"I always loved the sport and it just grew on me," said Mensah-Bonsu, whose full name is Nana Papa Yaw Mensah-Bonsu.
Education is extremely important in his family and even though there is talk of a potential NBA career, he wants to finish and get his GW degree.
He wasn't highly recruited, yet when the Colonials nabbed him they had an idea he was something special. The first exhibition, or shall we say the first dunk, proved to be the prologue to what is still a developing story.
Mensah-Bonsu averaged 10.1 points and 5.7 rebounds as a freshman, shooting 58 percent from the floor and blocking 27 shots. He raised those numbers overall as a sophomore, with 11.6 points and 5.4 rebounds, with 30 blocks and 61.6 percent from the floor.

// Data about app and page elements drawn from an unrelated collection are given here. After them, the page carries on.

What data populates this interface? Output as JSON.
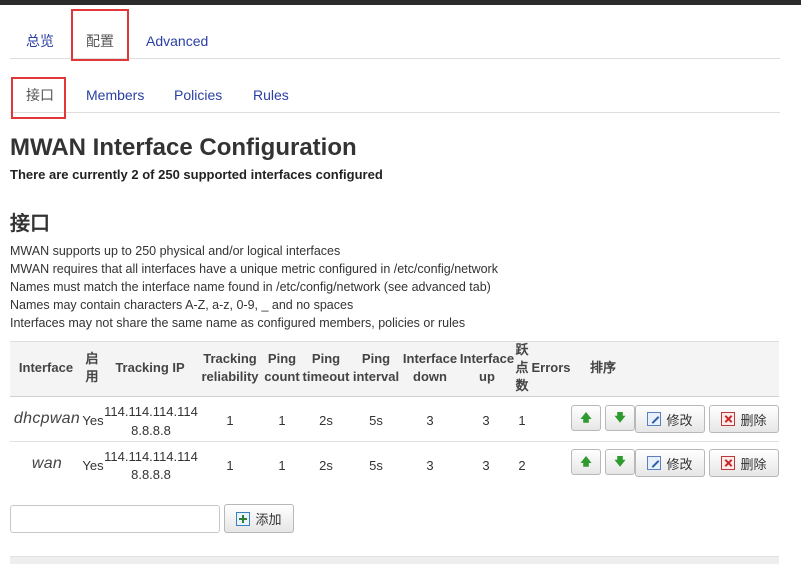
{
  "tabs_top": [
    {
      "label": "总览"
    },
    {
      "label": "配置"
    },
    {
      "label": "Advanced"
    }
  ],
  "tabs_sub": [
    {
      "label": "接口"
    },
    {
      "label": "Members"
    },
    {
      "label": "Policies"
    },
    {
      "label": "Rules"
    }
  ],
  "page": {
    "title": "MWAN Interface Configuration",
    "subtitle": "There are currently 2 of 250 supported interfaces configured",
    "section_title": "接口",
    "description": [
      "MWAN supports up to 250 physical and/or logical interfaces",
      "MWAN requires that all interfaces have a unique metric configured in /etc/config/network",
      "Names must match the interface name found in /etc/config/network (see advanced tab)",
      "Names may contain characters A-Z, a-z, 0-9, _ and no spaces",
      "Interfaces may not share the same name as configured members, policies or rules"
    ]
  },
  "table": {
    "headers": {
      "interface": "Interface",
      "enabled": "启用",
      "tracking_ip": "Tracking IP",
      "tracking_reliability": "Tracking reliability",
      "ping_count": "Ping count",
      "ping_timeout": "Ping timeout",
      "ping_interval": "Ping interval",
      "interface_down": "Interface down",
      "interface_up": "Interface up",
      "hops": "跃点数",
      "errors": "Errors",
      "sort": "排序"
    },
    "rows": [
      {
        "interface": "dhcpwan",
        "enabled": "Yes",
        "tracking_ip_1": "114.114.114.114",
        "tracking_ip_2": "8.8.8.8",
        "tracking_reliability": "1",
        "ping_count": "1",
        "ping_timeout": "2s",
        "ping_interval": "5s",
        "interface_down": "3",
        "interface_up": "3",
        "hops": "1",
        "errors": ""
      },
      {
        "interface": "wan",
        "enabled": "Yes",
        "tracking_ip_1": "114.114.114.114",
        "tracking_ip_2": "8.8.8.8",
        "tracking_reliability": "1",
        "ping_count": "1",
        "ping_timeout": "2s",
        "ping_interval": "5s",
        "interface_down": "3",
        "interface_up": "3",
        "hops": "2",
        "errors": ""
      }
    ],
    "buttons": {
      "move_up": "🡅",
      "move_down": "🡇",
      "edit": "修改",
      "delete": "删除"
    }
  },
  "add": {
    "input_value": "",
    "button_label": "添加"
  },
  "colors": {
    "link": "#2a3fa5",
    "highlight": "#e03838",
    "arrow": "#2f9b2f"
  },
  "icons": [
    "arrow-up-icon",
    "arrow-down-icon",
    "edit-icon",
    "delete-icon",
    "add-icon"
  ]
}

He was named the A-10's Chris Daniels most improved player last season and his dunking makes him an ESPN highlight favorite. Mensah-Bonsu knows, though, that the team has bigger ambitions than appearing in highlight clips.
"We haven't achieved anything yet," Mensah-Bonsu said. "We have high expectations, but (last year) we went to the NIT and lost in the first round. We've still got work ahead to get to the NCAA Tournament."
Just don't take your eyes off the screen if this team is playing because if you do, you might miss a Mensah-Bonsu dunk that could be talked about for years to come.
Andy Katz's 3-pointer from George Washington
1. The Colonials will have to find time for Maureece Rice: George Washington managed a huge coup when it was able to get Rice late in the recruiting period. Rice averaged 32 points and five rebounds at Lutheran Prep in Philadelphia. He can push the ball and isn't afraid to take a shot, even at the college level. He could find it hard to get minutes, though, behind Elliott and T.J. Thompson. If Rice can prove to be a pest defensively, then he has a chance to earn some quality minutes off the bench.
2. The players feed off of Karl Hobbs' energy: Hobbs said he doesn't have to stomp up and down like a maniac on the sidelines anymore. Yeah, right. Hobbs will still provide the same intensity during games because his players say they feed off his adrenaline. He is constantly in motion, which fits right into the Colonials' style of play. If they can maintain that pace defensively and be disruptive, they have a shot to be a factor in March.
3. Scheduling is still a chore for the Colonials: GW still has a hard time getting quality home games. It's the same problem that befalls Saint Joe's in the A-10. GW opens at Wake Forest in the Preseason NIT. The Colonials play Michigan State, but that's in the BB&T Classic at the MCI Center. Sure, GW is the home team but the Colonials don't have the same home-court advantage as they would in the cozy Smith Center. They have a shot, if they beat Michigan State, to play Maryland in the championship game the following day. The Colonials are at West Virginia, Florida International and St. Francis (Pa.). GW has four true non-conference home games -- against Morgan State, Fairfield, Mount St. Mary's and Towson. It's critical that GW gets at least one win, possibly two, in its high-profile games (Wake Forest, Michigan State and Maryland) to feel good about itself before the A-10. If the Colonials don't get any of them, then they definitely will have to win the A-10 West over Xavier to have a shot at the NCAAs.
Andy Katz is a senior writer at ESPN.com.